It would be an excellent addition to the curriculum.
From birth we are taught, either purposely or by default, that life is linear. We roll over before we crawl. We walk before we run. We start school in kindergarten and move through elementary into junior high. Then high school. Then we go to college and take classes labeled “101” and “202”. Then “303” and “404” and we graduate. Because everything else has unfolded in order and proper sequence up to this point we think to ourselves, “I believe I’ll get a job, go back to grad school, get my master’s degree (and yes, Master’s classes begin with “505”), get married, buy a split level in the ‘burbs, have 2.5 kids, a couple Big Wheels in the driveway and get a poodle that thinks it’s a real dog.”
And for some, the plan works. Right up and through the part about receiving the gold watch after 35 years of service to the same company and retiring to travel the country in a Winnebago. But not for most. For most of us life is not a straight line. There are detours. Unplanned circumstances. These detours can either derail us permanently or they can become the fodder for a blessed life. If we insist on trying to make life go in order and according to our well intentioned plans, we’ll likely die a frustrated mess. If we accept the detours as experiences to be thoroughly lived instead of merely tolerated, we’ll discover blessings we didn’t anticipate.
Simply put, detours don’t take us away from our life. Detours are life.
It’s good to plan. It’s good to think ahead.

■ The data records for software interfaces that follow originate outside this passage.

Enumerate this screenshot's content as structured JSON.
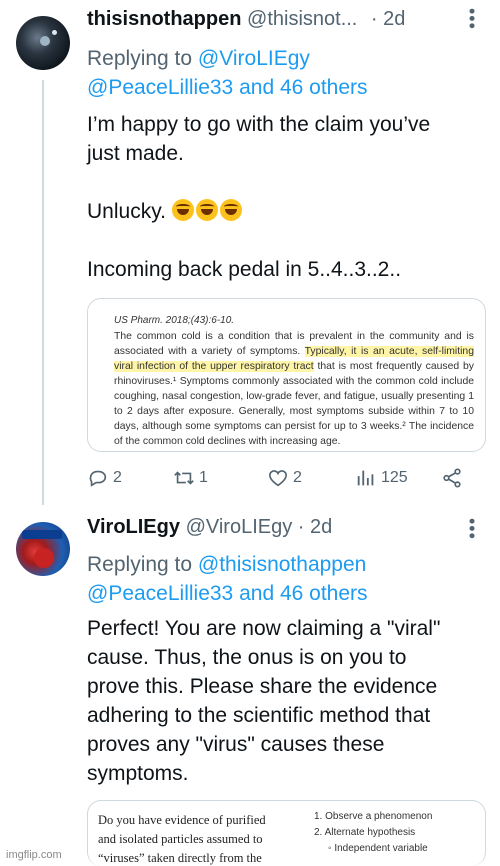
{
  "tweet1": {
    "display_name": "thisisnothappen",
    "handle": "@thisisnot...",
    "separator": "·",
    "time": "2d",
    "more_icon": "more-icon",
    "replying_prefix": "Replying to ",
    "replying_to": "@ViroLIEgy",
    "replying_line2_user": "@PeaceLillie33",
    "replying_line2_rest": " and 46 others",
    "text_line1": "I’m happy to go with the claim you’ve",
    "text_line2": "just made.",
    "text_line3": "Unlucky. ",
    "emoji": [
      "grinning-squinting-face",
      "grinning-squinting-face",
      "grinning-squinting-face"
    ],
    "text_line4": "Incoming back pedal in 5..4..3..2..",
    "card": {
      "ref": "US Pharm. 2018;(43):6-10.",
      "body_before": "The common cold is a condition that is prevalent in the community and is associated with a variety of symptoms. ",
      "body_highlight": "Typically, it is an acute, self-limiting viral infection of the upper respiratory tract",
      "body_after": " that is most frequently caused by rhinoviruses.¹ Symptoms commonly associated with the common cold include coughing, nasal congestion, low-grade fever, and fatigue, usually presenting 1 to 2 days after exposure. Generally, most symptoms subside within 7 to 10 days, although some symptoms can persist for up to 3 weeks.² The incidence of the common cold declines with increasing age."
    },
    "actions": {
      "replies": "2",
      "retweets": "1",
      "likes": "2",
      "views": "125"
    }
  },
  "tweet2": {
    "display_name": "ViroLIEgy",
    "handle": "@ViroLIEgy",
    "separator": "·",
    "time": "2d",
    "replying_prefix": "Replying to ",
    "replying_to": "@thisisnothappen",
    "replying_line2_user": "@PeaceLillie33",
    "replying_line2_rest": " and 46 others",
    "text_lines": [
      "Perfect! You are now claiming a \"viral\"",
      "cause. Thus, the onus is on you to",
      "prove this. Please share the evidence",
      "adhering to the scientific method that",
      "proves any \"virus\" causes these",
      "symptoms."
    ],
    "image_left_lines": [
      "Do you have evidence of purified",
      "and isolated particles assumed to",
      "“viruses” taken directly from the"
    ],
    "image_right_lines": [
      "1. Observe a phenomenon",
      "2. Alternate hypothesis",
      "◦ Independent variable"
    ]
  },
  "watermark": "imgflip.com",
  "colors": {
    "accent": "#1d9bf0",
    "muted": "#536471",
    "line": "#cfd9de"
  }
}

It’s good to set goals.
It’s also good to remember that a loose electrical wire, or any other number of random occurrences, could make this day our last day.
Because even if life goes according to plan, the time between wedding and funeral is pretty short.
So go make the most of it.
“Teach us, God, to number our days that we might gain a heart of wisdom.”
– Psalm 90:12
Todd A. Thompson – September 14, 2013